- Third, if assets held by the private sector continue to appreciate in price at a sufficient rate, then it is possible that the growth in collateral values and capital gains will be sufficient to service existing debts and justify further lending, even to a sector that is rampantly deficit-spending.”
But after examining the data, Parenteau concluded that those conditions (again, the conditions for Minskyan “Hedge Finance”) were not met:
“On the analysis presented above, serial asset bubbles will need to be engineered in order to keep household deficit spending on a steep trajectory.”
In more general terms, we can illustrate what happens with the aid of MMT’s money pyramid.
Government IOUs (money and bonds) are on the top. Then banks and non-banks leverage their own IOUs on the government IOUs.
Now, what does it look like if we flip that pyramid upside down?
Now we have Government IOUs on the bottom, serving as the base of the economy. Bank and Non-Bank IOUs are leveraged on top of those IOUs – somewhat precariously.
In fact, you can think of the economy as a spinning top rather than a pyramid. Like a spinning top, the more top-heavy the economy becomes, the greater its tendency to instability, and the more readily it will topple over and collapse in a financial crisis.

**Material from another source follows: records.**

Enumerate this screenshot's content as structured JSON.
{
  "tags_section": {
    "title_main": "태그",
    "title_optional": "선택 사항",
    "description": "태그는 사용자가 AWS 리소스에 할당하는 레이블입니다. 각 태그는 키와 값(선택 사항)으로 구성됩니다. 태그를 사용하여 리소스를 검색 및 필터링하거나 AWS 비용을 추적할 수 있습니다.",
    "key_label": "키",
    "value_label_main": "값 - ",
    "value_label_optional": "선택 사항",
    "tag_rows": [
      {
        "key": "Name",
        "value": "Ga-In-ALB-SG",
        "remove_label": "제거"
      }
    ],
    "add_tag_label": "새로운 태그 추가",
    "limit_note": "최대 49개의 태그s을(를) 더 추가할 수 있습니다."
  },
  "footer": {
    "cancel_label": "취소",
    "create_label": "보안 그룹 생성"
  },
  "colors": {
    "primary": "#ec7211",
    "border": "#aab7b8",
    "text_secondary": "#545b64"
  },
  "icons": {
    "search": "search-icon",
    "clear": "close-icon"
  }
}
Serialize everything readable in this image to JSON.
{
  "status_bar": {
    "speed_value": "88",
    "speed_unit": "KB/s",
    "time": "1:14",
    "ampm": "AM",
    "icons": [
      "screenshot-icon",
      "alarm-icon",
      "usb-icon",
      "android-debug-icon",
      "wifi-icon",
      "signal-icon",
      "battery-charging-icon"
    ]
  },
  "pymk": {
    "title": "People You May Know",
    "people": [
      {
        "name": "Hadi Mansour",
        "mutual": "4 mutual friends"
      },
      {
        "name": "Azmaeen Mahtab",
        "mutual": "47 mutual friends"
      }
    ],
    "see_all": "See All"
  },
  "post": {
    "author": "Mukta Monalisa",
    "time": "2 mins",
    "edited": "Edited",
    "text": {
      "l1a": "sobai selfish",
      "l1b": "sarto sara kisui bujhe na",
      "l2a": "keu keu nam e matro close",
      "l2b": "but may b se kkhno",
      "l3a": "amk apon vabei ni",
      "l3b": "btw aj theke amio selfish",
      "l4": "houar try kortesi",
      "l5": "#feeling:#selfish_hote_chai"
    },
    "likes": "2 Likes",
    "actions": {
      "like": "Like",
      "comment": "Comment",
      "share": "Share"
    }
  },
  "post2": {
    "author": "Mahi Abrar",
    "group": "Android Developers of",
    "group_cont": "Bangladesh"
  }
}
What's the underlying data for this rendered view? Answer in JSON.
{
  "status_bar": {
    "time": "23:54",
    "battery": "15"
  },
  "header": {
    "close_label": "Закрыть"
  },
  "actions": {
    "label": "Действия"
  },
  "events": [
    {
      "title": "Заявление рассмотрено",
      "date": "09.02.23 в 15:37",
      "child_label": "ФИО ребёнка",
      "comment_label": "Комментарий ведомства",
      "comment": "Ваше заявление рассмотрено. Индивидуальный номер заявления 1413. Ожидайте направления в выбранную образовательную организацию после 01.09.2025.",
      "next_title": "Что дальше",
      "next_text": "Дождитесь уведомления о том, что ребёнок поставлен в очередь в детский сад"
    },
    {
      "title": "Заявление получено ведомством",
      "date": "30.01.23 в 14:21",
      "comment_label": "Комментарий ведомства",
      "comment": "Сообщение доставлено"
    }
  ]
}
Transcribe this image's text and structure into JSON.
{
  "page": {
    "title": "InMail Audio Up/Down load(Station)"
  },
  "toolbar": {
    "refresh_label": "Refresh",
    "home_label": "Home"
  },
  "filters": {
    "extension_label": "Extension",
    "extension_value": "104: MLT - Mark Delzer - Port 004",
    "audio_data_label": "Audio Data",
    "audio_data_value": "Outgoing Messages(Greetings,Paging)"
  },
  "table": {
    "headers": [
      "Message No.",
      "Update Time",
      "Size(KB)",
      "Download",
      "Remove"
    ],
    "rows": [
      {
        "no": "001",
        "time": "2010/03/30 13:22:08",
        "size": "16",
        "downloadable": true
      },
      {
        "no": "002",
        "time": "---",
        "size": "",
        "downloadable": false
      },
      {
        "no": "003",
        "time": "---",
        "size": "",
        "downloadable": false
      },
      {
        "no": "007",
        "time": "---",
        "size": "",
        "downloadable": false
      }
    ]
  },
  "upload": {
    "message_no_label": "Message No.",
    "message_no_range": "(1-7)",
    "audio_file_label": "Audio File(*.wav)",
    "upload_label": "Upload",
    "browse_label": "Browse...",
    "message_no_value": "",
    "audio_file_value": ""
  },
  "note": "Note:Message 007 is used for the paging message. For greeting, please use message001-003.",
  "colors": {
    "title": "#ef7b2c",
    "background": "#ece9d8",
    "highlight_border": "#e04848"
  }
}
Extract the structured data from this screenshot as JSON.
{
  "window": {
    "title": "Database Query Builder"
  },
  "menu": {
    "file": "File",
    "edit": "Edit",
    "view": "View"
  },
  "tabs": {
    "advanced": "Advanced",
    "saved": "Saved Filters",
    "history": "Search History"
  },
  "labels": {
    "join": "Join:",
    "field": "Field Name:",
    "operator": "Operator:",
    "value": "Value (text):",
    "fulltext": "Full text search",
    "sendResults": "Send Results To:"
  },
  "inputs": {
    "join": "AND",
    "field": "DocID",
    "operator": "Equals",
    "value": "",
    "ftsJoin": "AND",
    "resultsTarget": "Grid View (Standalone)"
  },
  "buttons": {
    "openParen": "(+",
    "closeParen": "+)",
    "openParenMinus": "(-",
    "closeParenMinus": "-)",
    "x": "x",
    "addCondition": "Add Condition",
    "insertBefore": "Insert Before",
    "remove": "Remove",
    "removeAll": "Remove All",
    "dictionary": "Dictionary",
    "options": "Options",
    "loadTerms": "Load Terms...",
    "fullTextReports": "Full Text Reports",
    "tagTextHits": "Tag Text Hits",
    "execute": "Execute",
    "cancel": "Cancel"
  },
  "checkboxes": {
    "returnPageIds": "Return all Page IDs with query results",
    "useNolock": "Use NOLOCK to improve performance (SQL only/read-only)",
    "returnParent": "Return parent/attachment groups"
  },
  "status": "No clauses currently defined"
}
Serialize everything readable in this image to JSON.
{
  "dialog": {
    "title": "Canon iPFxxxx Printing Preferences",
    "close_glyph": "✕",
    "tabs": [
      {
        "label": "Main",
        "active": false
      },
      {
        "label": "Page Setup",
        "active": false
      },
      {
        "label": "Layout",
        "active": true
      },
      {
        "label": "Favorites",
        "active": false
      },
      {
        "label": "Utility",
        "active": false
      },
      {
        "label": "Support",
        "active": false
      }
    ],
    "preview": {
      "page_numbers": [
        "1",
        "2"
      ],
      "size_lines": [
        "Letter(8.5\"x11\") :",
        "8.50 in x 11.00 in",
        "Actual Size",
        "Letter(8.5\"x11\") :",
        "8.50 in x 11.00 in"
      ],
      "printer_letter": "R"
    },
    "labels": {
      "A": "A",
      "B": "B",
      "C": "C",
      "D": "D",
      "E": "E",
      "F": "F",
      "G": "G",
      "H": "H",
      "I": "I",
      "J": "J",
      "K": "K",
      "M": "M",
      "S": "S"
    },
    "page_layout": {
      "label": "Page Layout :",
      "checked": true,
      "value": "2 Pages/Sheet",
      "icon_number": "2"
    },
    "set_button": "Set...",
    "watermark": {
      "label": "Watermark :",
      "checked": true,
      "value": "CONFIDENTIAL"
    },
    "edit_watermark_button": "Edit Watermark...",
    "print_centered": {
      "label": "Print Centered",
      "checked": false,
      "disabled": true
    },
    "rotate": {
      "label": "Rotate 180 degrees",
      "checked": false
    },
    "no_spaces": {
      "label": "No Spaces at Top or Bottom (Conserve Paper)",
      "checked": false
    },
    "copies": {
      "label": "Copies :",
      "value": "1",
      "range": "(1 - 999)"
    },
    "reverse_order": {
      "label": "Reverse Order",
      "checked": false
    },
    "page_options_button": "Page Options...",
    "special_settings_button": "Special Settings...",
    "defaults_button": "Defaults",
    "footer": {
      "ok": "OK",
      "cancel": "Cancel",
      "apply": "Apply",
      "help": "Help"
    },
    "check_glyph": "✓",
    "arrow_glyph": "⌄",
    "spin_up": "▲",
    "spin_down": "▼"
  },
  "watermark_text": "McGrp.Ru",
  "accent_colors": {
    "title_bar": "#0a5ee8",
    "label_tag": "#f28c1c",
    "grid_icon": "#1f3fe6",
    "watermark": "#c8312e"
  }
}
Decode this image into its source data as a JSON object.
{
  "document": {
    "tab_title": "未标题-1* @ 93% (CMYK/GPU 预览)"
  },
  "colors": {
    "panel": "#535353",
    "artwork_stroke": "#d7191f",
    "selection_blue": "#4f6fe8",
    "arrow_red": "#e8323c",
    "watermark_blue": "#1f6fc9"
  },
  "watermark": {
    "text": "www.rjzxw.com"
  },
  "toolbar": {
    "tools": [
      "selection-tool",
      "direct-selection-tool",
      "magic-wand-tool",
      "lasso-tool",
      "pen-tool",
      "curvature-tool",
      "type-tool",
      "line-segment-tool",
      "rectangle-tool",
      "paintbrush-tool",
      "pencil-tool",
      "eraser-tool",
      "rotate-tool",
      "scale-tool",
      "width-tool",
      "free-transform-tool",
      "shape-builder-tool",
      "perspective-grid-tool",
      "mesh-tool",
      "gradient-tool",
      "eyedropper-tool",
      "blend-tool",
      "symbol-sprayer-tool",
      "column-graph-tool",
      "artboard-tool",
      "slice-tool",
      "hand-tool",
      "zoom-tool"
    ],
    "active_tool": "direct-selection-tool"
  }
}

Now, what happens if, as was the case during the dot-com bubble and the housing bubble, private sector net financial assets go negative but net worth continues to grow?
In fact, the difference between the measures of net financial assets and net worth provides us with a good rule of thumb for how to spot a bubble economy. If private sector net worth is growing at a greater rate than private sector net financial assets are growing, then that means that the economy – symbolized by our spinning top – is growing more top-heavy.
So, what happens if we make the spinning top more top-heavy? You can go ask your nearest Kindergartener – it becomes more likely to topple over.
That’s not the sort of economy we need.
What we need is not an increasingly unstable bubble economy, but rather a stable and robust economy with a solid foundation of government IOUs, to prevent it from toppling over and to fight the tendency towards financial instability.
To be clear, private sector liabilities are not always and everywhere, in any quantity whatever, disaster for the economy. As with spinning tops, so too with the economy’s asset structure – it’s all about the balance. For stable and robust growth, we need an economy with an asset structure that looks more like this, with enough government IOUs at the foundation to prevent the whole edifice from toppling over. In Minsky’s terms, we need a “Hedge” economy at most, not a “Speculative” economy and certainly not an unstable “Ponzi” bubble economy:
We must sidestep a fragile and unstable economy in which unaccountable multinational wall-street bankers arbitrarily destroy the American People’s wealth according to their own whims and caprices in unsustainable bubbles. MMT advocates a robust and stable financial system founded upon a solid structure of safe net financial assets, so that we can achieve the sort of strong and sustainable growth that the American People – and, indeed, the people of all countries – deserve. But we are being hindered from achieving that goal by man-made obstacles, which we must sweep aside in order to move forwards.
The only way to get there is by understanding how the monetary system works.